July 21, 2017

MPS IIIA (Sanfilippo A) is a disease in which a key enzyme is missing in cells resulting in the accumulation of a type of complex sugar called a glycosaminoglycan in various tissues. A primary approach for treating related types of disorders involves replacement of the missing enzyme by injection into the circulation. Enzyme replacement therapy resolves many aspects of the disease. Unfortunately, enzyme replacement does not resolve complications of the disease in the central nervous system. This proposal focuses on the development of a novel way to perform enzyme replacement therapy and its application to MPS IIIA, a disease with no current therapeutic options. We show that we can deliver the missing enzyme to cells derived from MPS IIIA patients and that intravenous injection of modified enzyme reduces storage of glycosaminoglycans in a mouse model of MPS IIIA (Sgsh-/-). Furthermore, intranasal administration of modified enzyme demonstrated high levels of delivery to the brain and reduction of pathological glycosaminoglycans. The purpose of this grant is to optimize the transfer of enzyme into the central nervous system in the MPS IIIA mouse.
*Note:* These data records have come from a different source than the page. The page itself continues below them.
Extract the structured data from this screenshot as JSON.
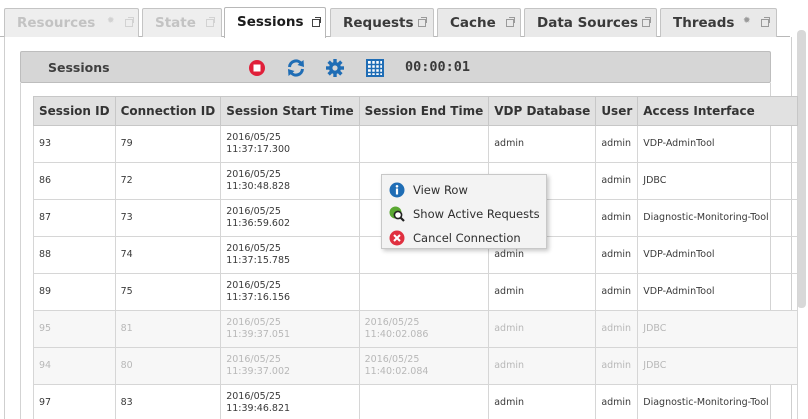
{
  "tabs": [
    {
      "label": "Resources",
      "state": "disabled",
      "icons": [
        "gear-icon",
        "popout-icon"
      ]
    },
    {
      "label": "State",
      "state": "disabled",
      "icons": [
        "popout-icon"
      ]
    },
    {
      "label": "Sessions",
      "state": "active",
      "icons": [
        "popout-icon"
      ]
    },
    {
      "label": "Requests",
      "state": "normal",
      "icons": [
        "popout-icon"
      ]
    },
    {
      "label": "Cache",
      "state": "normal",
      "icons": [
        "popout-icon"
      ]
    },
    {
      "label": "Data Sources",
      "state": "normal",
      "icons": [
        "popout-icon"
      ]
    },
    {
      "label": "Threads",
      "state": "normal",
      "icons": [
        "gear-icon",
        "popout-icon"
      ]
    }
  ],
  "toolbar": {
    "title": "Sessions",
    "timer": "00:00:01",
    "buttons": [
      "stop-icon",
      "refresh-icon",
      "settings-icon",
      "grid-icon"
    ],
    "colors": {
      "stop": "#e0203a",
      "accent": "#1f6db5"
    }
  },
  "table": {
    "columns": [
      "Session ID",
      "Connection ID",
      "Session Start Time",
      "Session End Time",
      "VDP Database",
      "User",
      "Access Interface"
    ],
    "rows": [
      {
        "id": "93",
        "conn": "79",
        "start": [
          "2016/05/25",
          "11:37:17.300"
        ],
        "end": [
          "",
          ""
        ],
        "db": "admin",
        "user": "admin",
        "iface": "VDP-AdminTool",
        "dim": false
      },
      {
        "id": "86",
        "conn": "72",
        "start": [
          "2016/05/25",
          "11:30:48.828"
        ],
        "end": [
          "",
          ""
        ],
        "db": "",
        "user": "admin",
        "iface": "JDBC",
        "dim": false
      },
      {
        "id": "87",
        "conn": "73",
        "start": [
          "2016/05/25",
          "11:36:59.602"
        ],
        "end": [
          "",
          ""
        ],
        "db": "",
        "user": "admin",
        "iface": "Diagnostic-Monitoring-Tool",
        "dim": false
      },
      {
        "id": "88",
        "conn": "74",
        "start": [
          "2016/05/25",
          "11:37:15.785"
        ],
        "end": [
          "",
          ""
        ],
        "db": "admin",
        "user": "admin",
        "iface": "VDP-AdminTool",
        "dim": false
      },
      {
        "id": "89",
        "conn": "75",
        "start": [
          "2016/05/25",
          "11:37:16.156"
        ],
        "end": [
          "",
          ""
        ],
        "db": "admin",
        "user": "admin",
        "iface": "VDP-AdminTool",
        "dim": false
      },
      {
        "id": "95",
        "conn": "81",
        "start": [
          "2016/05/25",
          "11:39:37.051"
        ],
        "end": [
          "2016/05/25",
          "11:40:02.086"
        ],
        "db": "admin",
        "user": "admin",
        "iface": "JDBC",
        "dim": true
      },
      {
        "id": "94",
        "conn": "80",
        "start": [
          "2016/05/25",
          "11:39:37.002"
        ],
        "end": [
          "2016/05/25",
          "11:40:02.084"
        ],
        "db": "admin",
        "user": "admin",
        "iface": "JDBC",
        "dim": true
      },
      {
        "id": "97",
        "conn": "83",
        "start": [
          "2016/05/25",
          "11:39:46.821"
        ],
        "end": [
          "",
          ""
        ],
        "db": "admin",
        "user": "admin",
        "iface": "Diagnostic-Monitoring-Tool",
        "dim": false
      }
    ]
  },
  "context_menu": {
    "items": [
      {
        "label": "View Row",
        "icon": "info-icon",
        "color": "#1f6db5"
      },
      {
        "label": "Show Active Requests",
        "icon": "search-requests-icon",
        "color": "#5aa832"
      },
      {
        "label": "Cancel Connection",
        "icon": "cancel-icon",
        "color": "#e03040"
      }
    ]
  }
}
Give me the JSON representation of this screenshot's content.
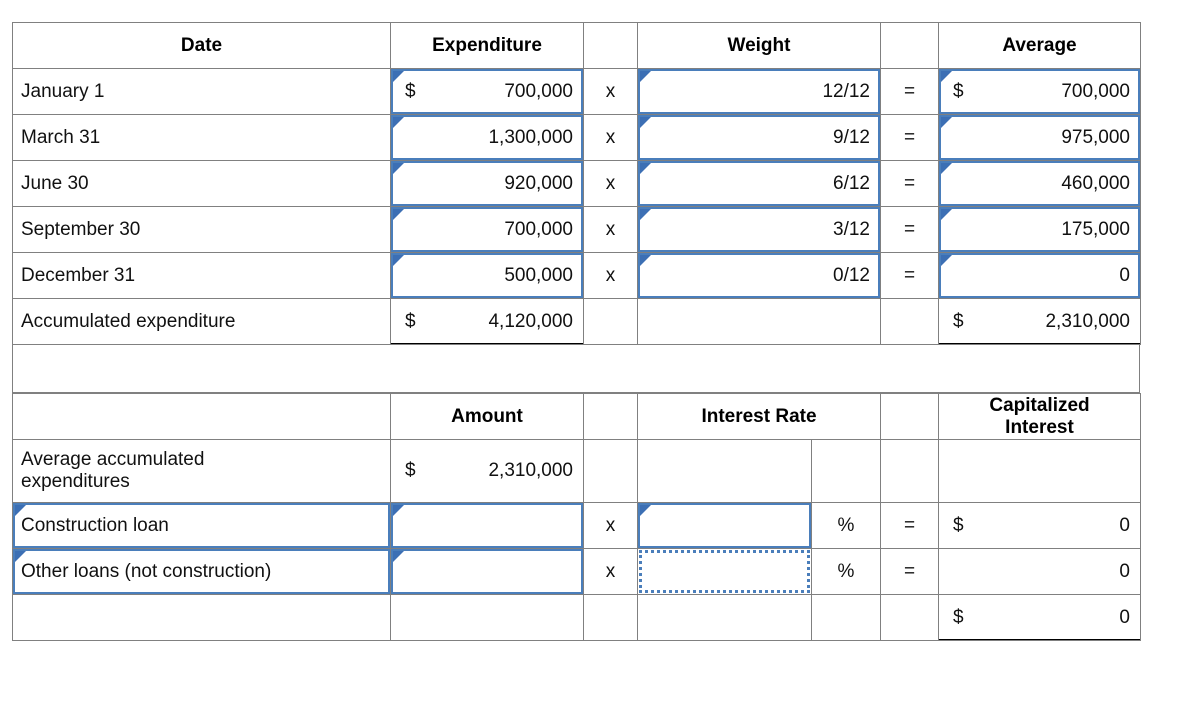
{
  "expenditure_table": {
    "name": "weighted-average-accumulated-expenditures",
    "headers": {
      "date": "Date",
      "expenditure": "Expenditure",
      "multiply_blank": "",
      "weight": "Weight",
      "equals_blank": "",
      "average": "Average"
    },
    "operators": {
      "times": "x",
      "equals": "="
    },
    "currency_symbol": "$",
    "rows": [
      {
        "date": "January 1",
        "expenditure_currency": "$",
        "expenditure": "700,000",
        "times": "x",
        "weight": "12/12",
        "equals": "=",
        "average_currency": "$",
        "average": "700,000"
      },
      {
        "date": "March 31",
        "expenditure_currency": "",
        "expenditure": "1,300,000",
        "times": "x",
        "weight": "9/12",
        "equals": "=",
        "average_currency": "",
        "average": "975,000"
      },
      {
        "date": "June 30",
        "expenditure_currency": "",
        "expenditure": "920,000",
        "times": "x",
        "weight": "6/12",
        "equals": "=",
        "average_currency": "",
        "average": "460,000"
      },
      {
        "date": "September 30",
        "expenditure_currency": "",
        "expenditure": "700,000",
        "times": "x",
        "weight": "3/12",
        "equals": "=",
        "average_currency": "",
        "average": "175,000"
      },
      {
        "date": "December 31",
        "expenditure_currency": "",
        "expenditure": "500,000",
        "times": "x",
        "weight": "0/12",
        "equals": "=",
        "average_currency": "",
        "average": "0"
      }
    ],
    "total_row": {
      "label": "Accumulated expenditure",
      "expenditure_currency": "$",
      "expenditure": "4,120,000",
      "average_currency": "$",
      "average": "2,310,000"
    }
  },
  "capitalized_table": {
    "name": "capitalized-interest-computation",
    "headers": {
      "description": "",
      "amount": "Amount",
      "multiply_blank": "",
      "interest_rate": "Interest Rate",
      "percent_blank": "",
      "equals_blank": "",
      "capitalized_interest_line1": "Capitalized",
      "capitalized_interest_line2": "Interest"
    },
    "operators": {
      "times": "x",
      "equals": "=",
      "percent": "%"
    },
    "rows": [
      {
        "label_line1": "Average accumulated",
        "label_line2": "expenditures",
        "amount_currency": "$",
        "amount": "2,310,000",
        "times": "",
        "rate": "",
        "percent": "",
        "equals": "",
        "interest_currency": "",
        "interest": ""
      },
      {
        "label_line1": "Construction loan",
        "label_line2": "",
        "amount_currency": "",
        "amount": "",
        "times": "x",
        "rate": "",
        "percent": "%",
        "equals": "=",
        "interest_currency": "$",
        "interest": "0"
      },
      {
        "label_line1": "Other loans (not construction)",
        "label_line2": "",
        "amount_currency": "",
        "amount": "",
        "times": "x",
        "rate": "",
        "percent": "%",
        "equals": "=",
        "interest_currency": "",
        "interest": "0"
      }
    ],
    "total_row": {
      "label": "",
      "interest_currency": "$",
      "interest": "0"
    }
  },
  "colors": {
    "header_blue": "#8DB4E2",
    "input_border_blue": "#4A7EBB",
    "grid_line": "#808080",
    "total_highlight_yellow": "#FCF3B5",
    "text": "#111111"
  }
}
The results will provide the preclinical information needed to proceed towards a novel treatment of the disease in humans.

– Jeffrey Esko, PhD

University of California, San Diego La Jolla, CA